The best example of a laterite Angkorean bridge in Cambodia can be found at Kompong Kdei, on the route between Kompong Thom and Siem Reap. Its called Spean Praptos and I never tire of visiting it. It also happens to be the longest corbelled stone-arch bridge in the world and is called Phra Phutthos by the folks at UNESCO. Now that the main highway has been diverted, it only sees light motorized traffic these days and should survive for many years to come. I wasn't aware until recently that the French restored it between 1964-7 but they made a good job of it and the bridge now resembles how it must've looked in its heyday. It was one of the many construction projects completed during the reign of King Jayavarman VII in the late 12th century, as he built temples, royal roads, monumental bridges and rest houses across his kingdom. Spean Praptos spans the Chikreng River at a length of 87 metres, is 17 metres wide and has 21 corbel arches, topped by a Naga balustrade of sandstone, with multi-headed serpents at the end of each balustrade. If you've never seen it for yourself, make sure you take a few minutes when travelling along Route 6 to marvel at this feat of Khmer engineering. I nearly forgot to mention, there are another nine laterite bridges, considerably smaller but of the same era, located between Kompong Kdei and Siem Reap. Keep your eyes open for them when travelling along the highway.

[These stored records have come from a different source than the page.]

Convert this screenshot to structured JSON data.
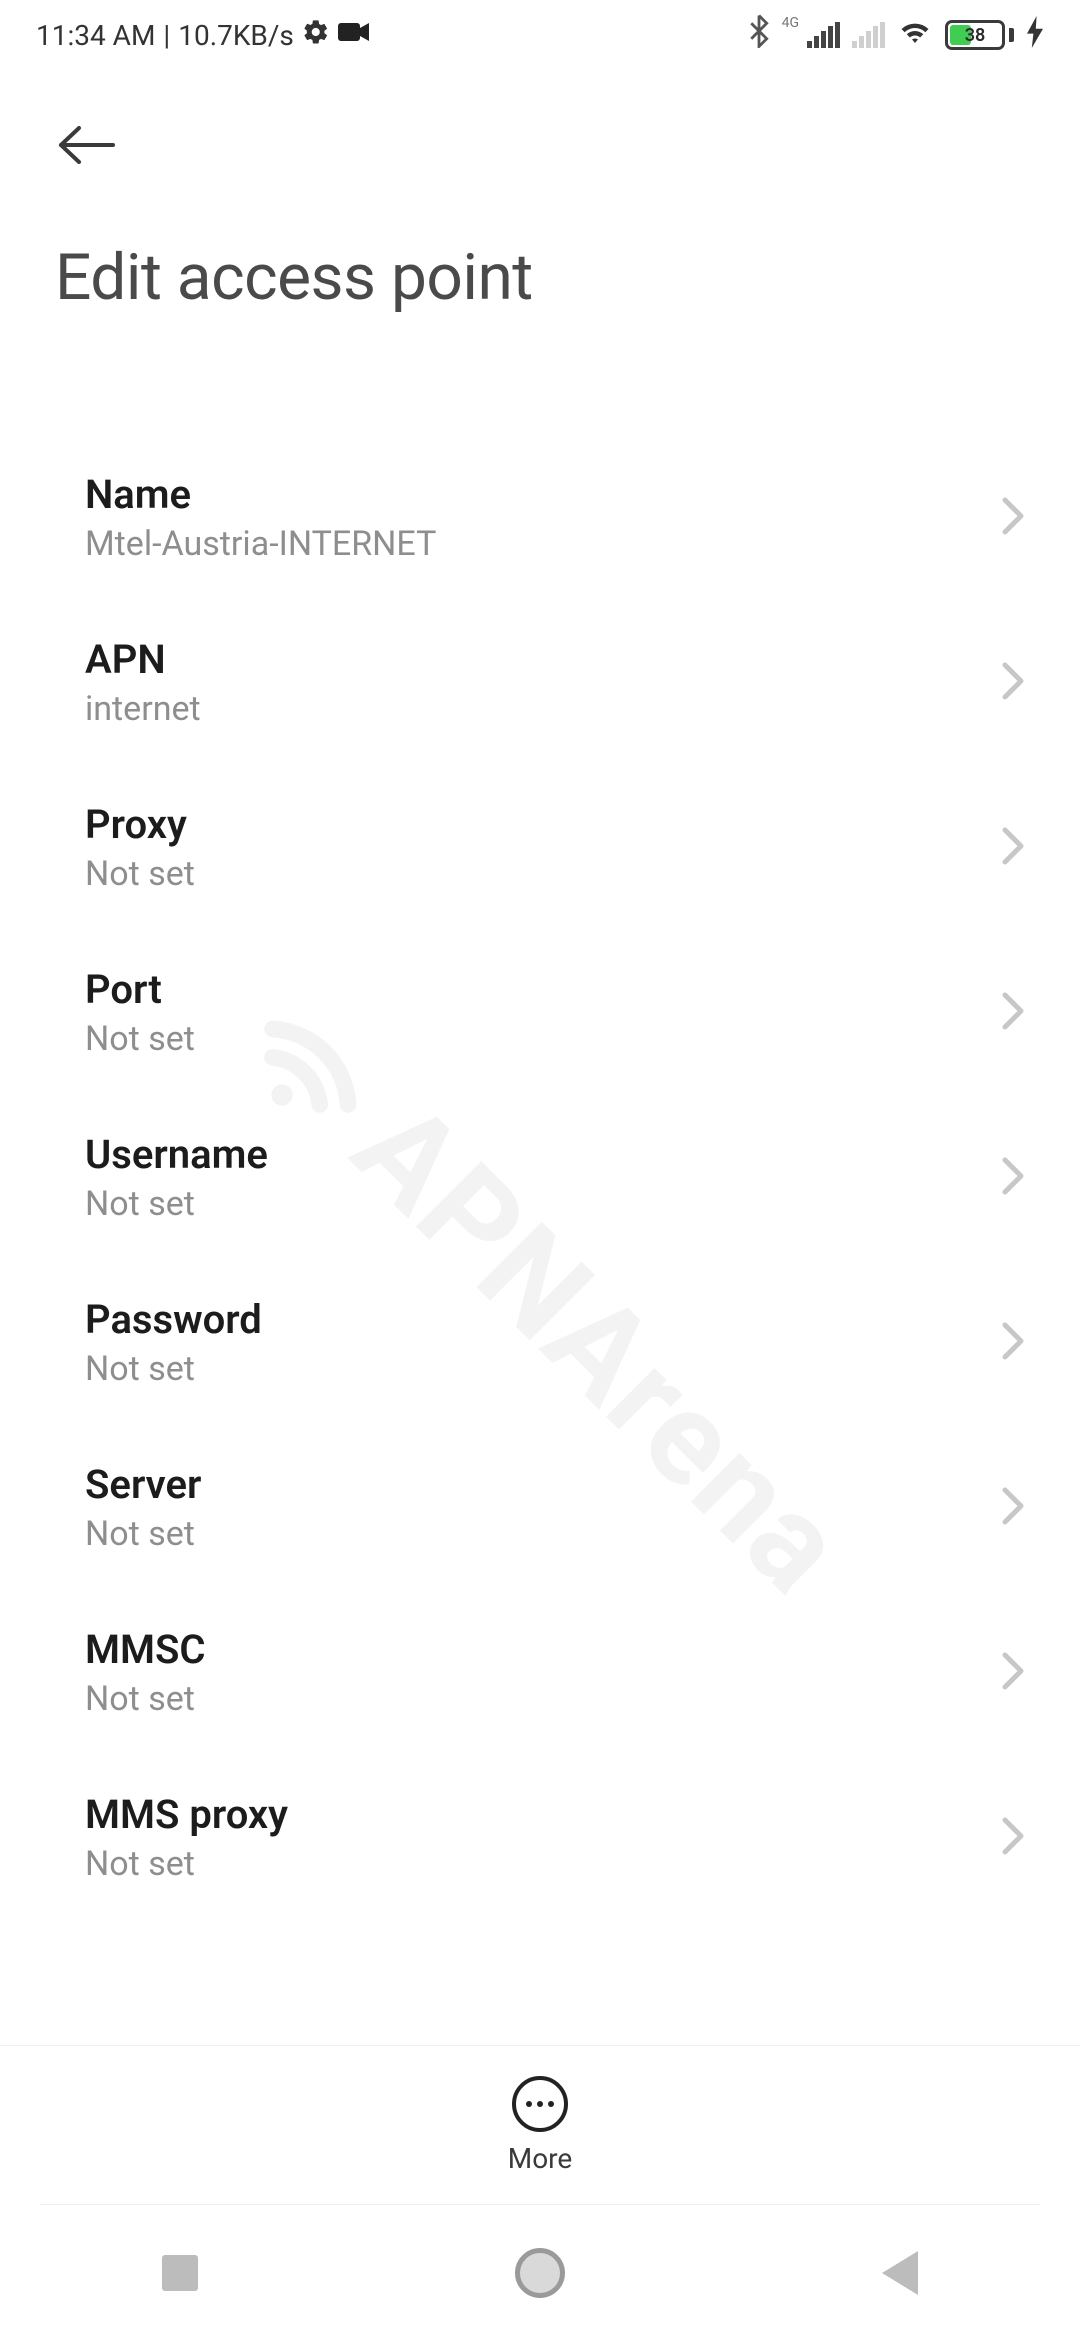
{
  "status": {
    "time": "11:34 AM",
    "separator": "|",
    "net_speed": "10.7KB/s",
    "signal_label": "4G",
    "battery_pct": "38"
  },
  "header": {
    "title": "Edit access point"
  },
  "settings": [
    {
      "label": "Name",
      "value": "Mtel-Austria-INTERNET"
    },
    {
      "label": "APN",
      "value": "internet"
    },
    {
      "label": "Proxy",
      "value": "Not set"
    },
    {
      "label": "Port",
      "value": "Not set"
    },
    {
      "label": "Username",
      "value": "Not set"
    },
    {
      "label": "Password",
      "value": "Not set"
    },
    {
      "label": "Server",
      "value": "Not set"
    },
    {
      "label": "MMSC",
      "value": "Not set"
    },
    {
      "label": "MMS proxy",
      "value": "Not set"
    }
  ],
  "options": {
    "more_label": "More"
  },
  "watermark": "APNArena"
}
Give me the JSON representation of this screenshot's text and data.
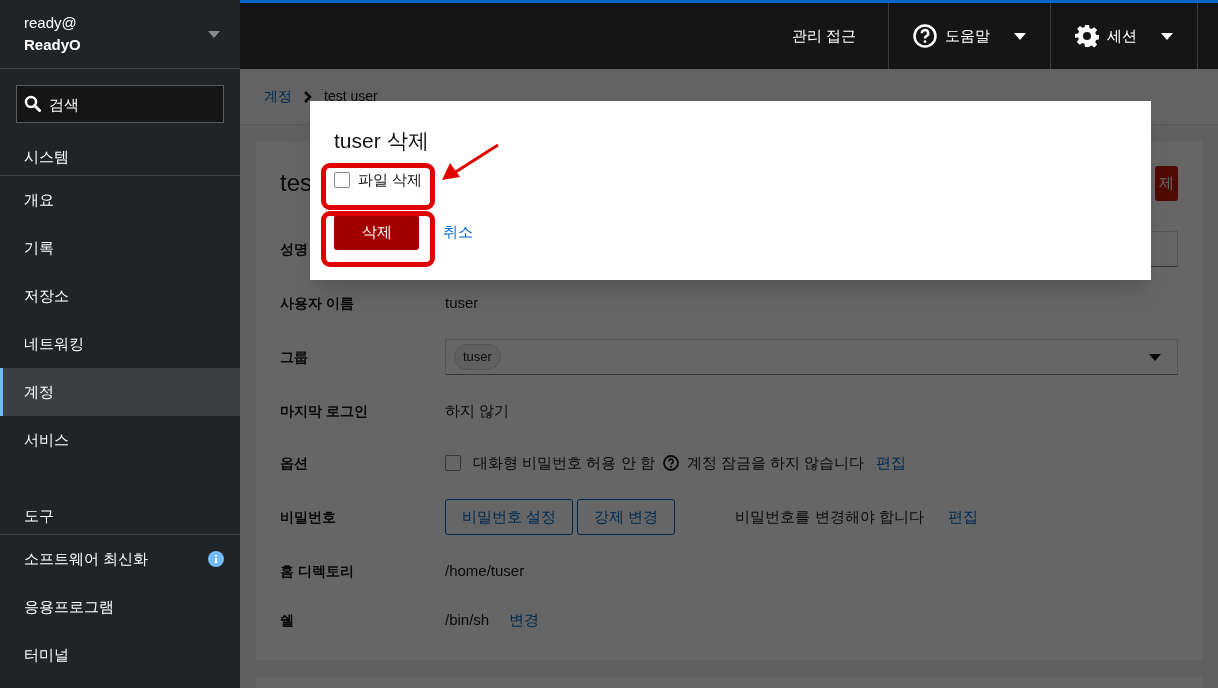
{
  "sidebar": {
    "host": {
      "user": "ready@",
      "name": "ReadyO"
    },
    "search": {
      "placeholder": "검색"
    },
    "sections": [
      {
        "title": "시스템",
        "items": [
          {
            "label": "개요",
            "selected": false
          },
          {
            "label": "기록",
            "selected": false
          },
          {
            "label": "저장소",
            "selected": false
          },
          {
            "label": "네트워킹",
            "selected": false
          },
          {
            "label": "계정",
            "selected": true
          },
          {
            "label": "서비스",
            "selected": false
          }
        ]
      },
      {
        "title": "도구",
        "items": [
          {
            "label": "소프트웨어 최신화",
            "selected": false,
            "info": true
          },
          {
            "label": "응용프로그램",
            "selected": false
          },
          {
            "label": "터미널",
            "selected": false
          }
        ]
      }
    ]
  },
  "topbar": {
    "admin": "관리 접근",
    "help": "도움말",
    "session": "세션"
  },
  "breadcrumb": {
    "parent": "계정",
    "current": "test user"
  },
  "account": {
    "title": "tes",
    "delete_button": "제",
    "rows": [
      {
        "kind": "field",
        "label": "성명"
      },
      {
        "kind": "text",
        "label": "사용자 이름",
        "value": "tuser"
      },
      {
        "kind": "select",
        "label": "그룹",
        "chip": "tuser"
      },
      {
        "kind": "text",
        "label": "마지막 로그인",
        "value": "하지 않기"
      },
      {
        "kind": "options",
        "label": "옵션",
        "checkbox": "대화형 비밀번호 허용 안 함",
        "checked": false,
        "note": "계정 잠금을 하지 않습니다",
        "link": "편집"
      },
      {
        "kind": "password",
        "label": "비밀번호",
        "buttons": [
          "비밀번호 설정",
          "강제 변경"
        ],
        "note": "비밀번호를 변경해야 합니다",
        "link": "편집"
      },
      {
        "kind": "text",
        "label": "홈 디렉토리",
        "value": "/home/tuser"
      },
      {
        "kind": "shell",
        "label": "쉘",
        "value": "/bin/sh",
        "link": "변경"
      }
    ]
  },
  "dialog": {
    "title": "tuser 삭제",
    "checkbox": {
      "label": "파일 삭제",
      "checked": false,
      "highlight": true,
      "arrow": true
    },
    "confirm": {
      "label": "삭제",
      "highlight": true
    },
    "cancel": "취소"
  }
}
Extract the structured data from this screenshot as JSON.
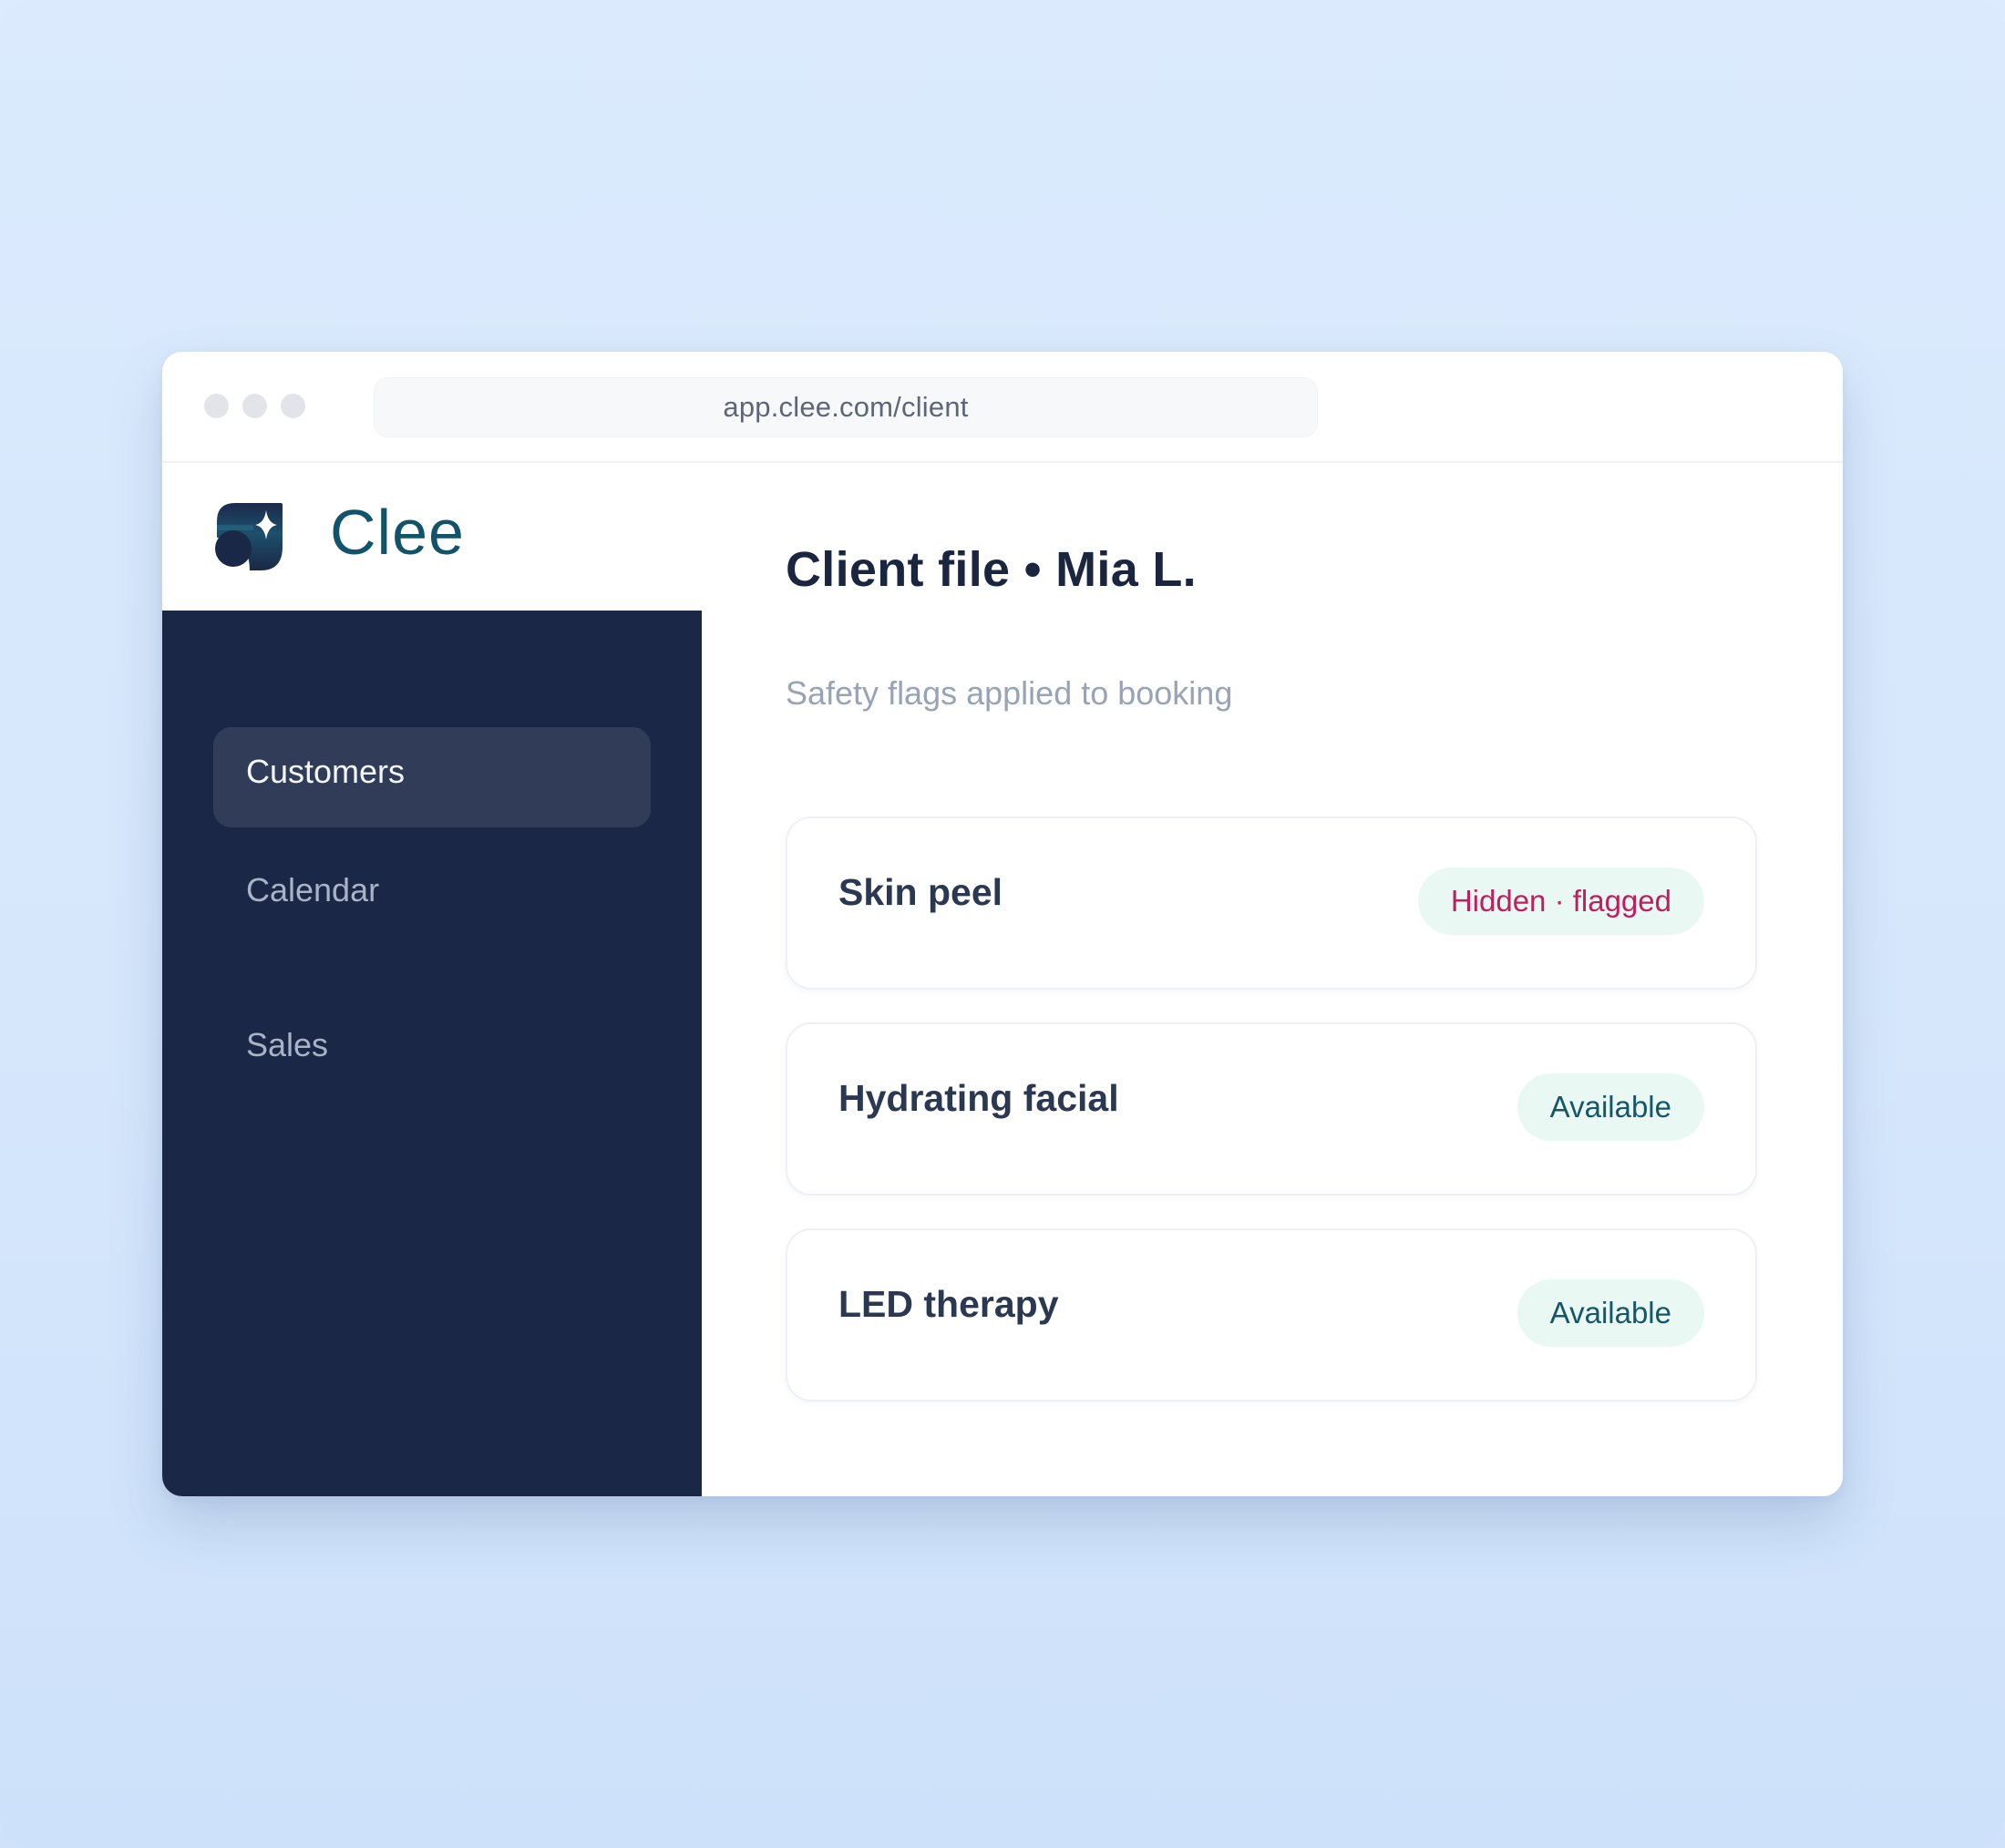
{
  "browser": {
    "url": "app.clee.com/client"
  },
  "brand": {
    "name": "Clee",
    "logo_icon": "clee-logo-icon",
    "color": "#11536b"
  },
  "sidebar": {
    "items": [
      {
        "label": "Customers",
        "active": true
      },
      {
        "label": "Calendar",
        "active": false
      },
      {
        "label": "Sales",
        "active": false
      }
    ]
  },
  "main": {
    "title": "Client file • Mia L.",
    "subtitle": "Safety flags applied to booking",
    "treatments": [
      {
        "name": "Skin peel",
        "status": "Hidden · flagged",
        "status_type": "flagged"
      },
      {
        "name": "Hydrating facial",
        "status": "Available",
        "status_type": "available"
      },
      {
        "name": "LED therapy",
        "status": "Available",
        "status_type": "available"
      }
    ]
  },
  "colors": {
    "sidebar_bg": "#1b2747",
    "active_item_bg": "#313d58",
    "flagged_text": "#c01e5e",
    "available_text": "#16566b",
    "badge_bg": "#eaf8f4"
  }
}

The north-west Naga on Spean Praptos with multi-heads. There are 4 Naga heads like this.

A guardian figure on a boundary stone that marks the walkway at the side of the road that spans the bridge

A gormless tourist who got in the way of my photo - oh so predictable!

1 comment:

Anonymous said...

Wonderful pictures, thank you for sharing.